ProCo was designed to be friendly for competitors with little competitive programming experience by including approachable problems testing clever thinking. The contest had a large showing, evident by the 300 problem submissions on the website. Most teams submitted solutions to multiple problems, and the first-place team correctly solved all 12 problems. 

“I hadn’t done much competitive programming before, so during the contest, I realized there were concepts that I didn’t quite know,” sophomore Karen Gao said. “After the contest, I felt inspired to look them up, so I learned more from ProCo than I would’ve thought.” 

By making the competition accessible for the beginner competitive coding students, Computer Science Club and Web Development Club hoped to offer a taste of what programming competitions are like and encourage newcomers to get involved in competitive programming. 

“In my five years as the Computer Science Club’s advisor, this is the first time the club has executed an idea of this magnitude this early in the year,” said Bradley Fulk, Computer Science teacher and Computer Science Club advisor. “There might be improvements to be made as we market future ProCos to the right audience, but in time we’re hoping we get more and more students introduced to competitive programming.”

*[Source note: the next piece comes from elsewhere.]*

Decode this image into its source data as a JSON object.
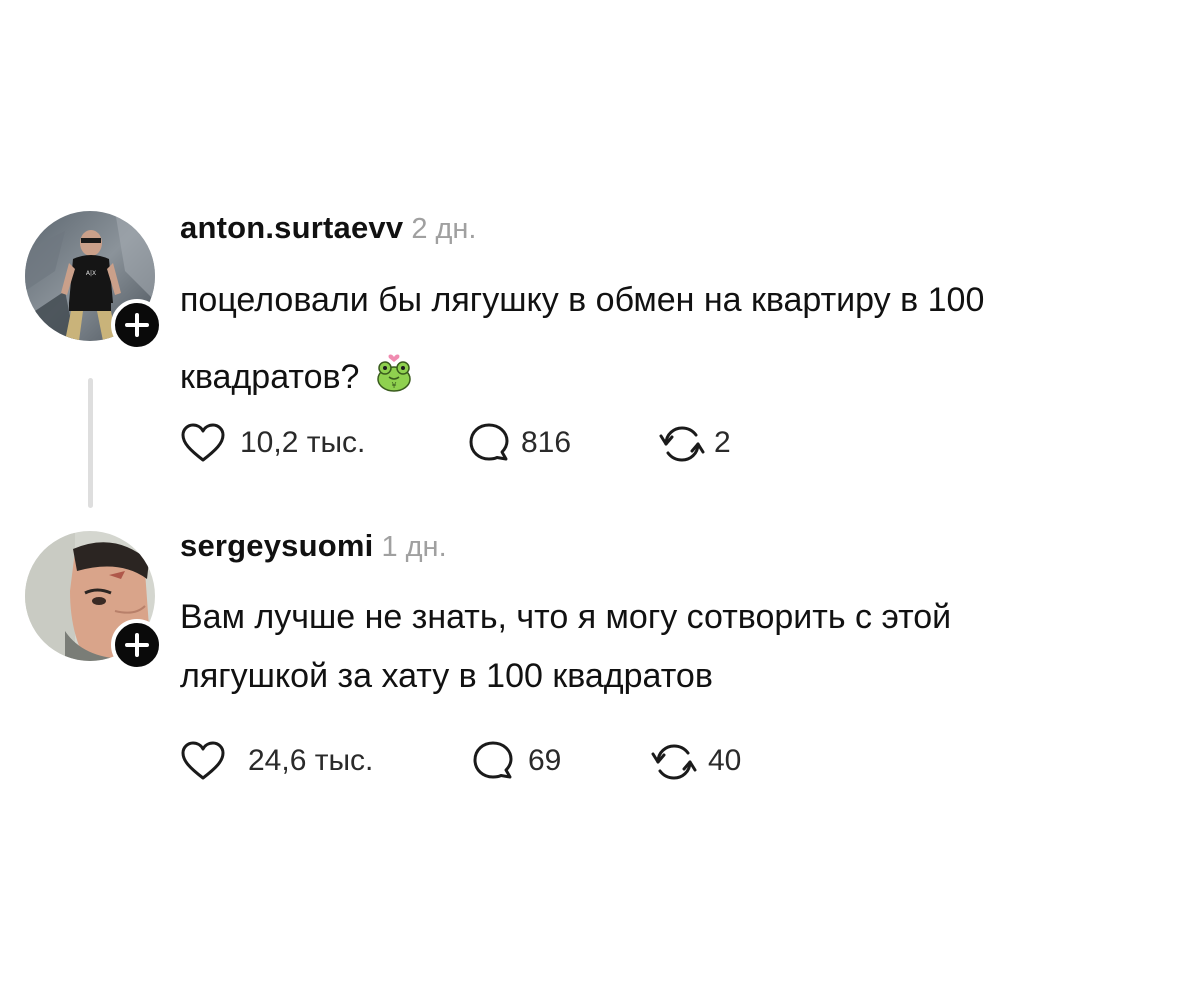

In time, we’re hoping we get more and more students introduced to competitive programming ”

— Bradley Fulk, Computer Science Club Adviser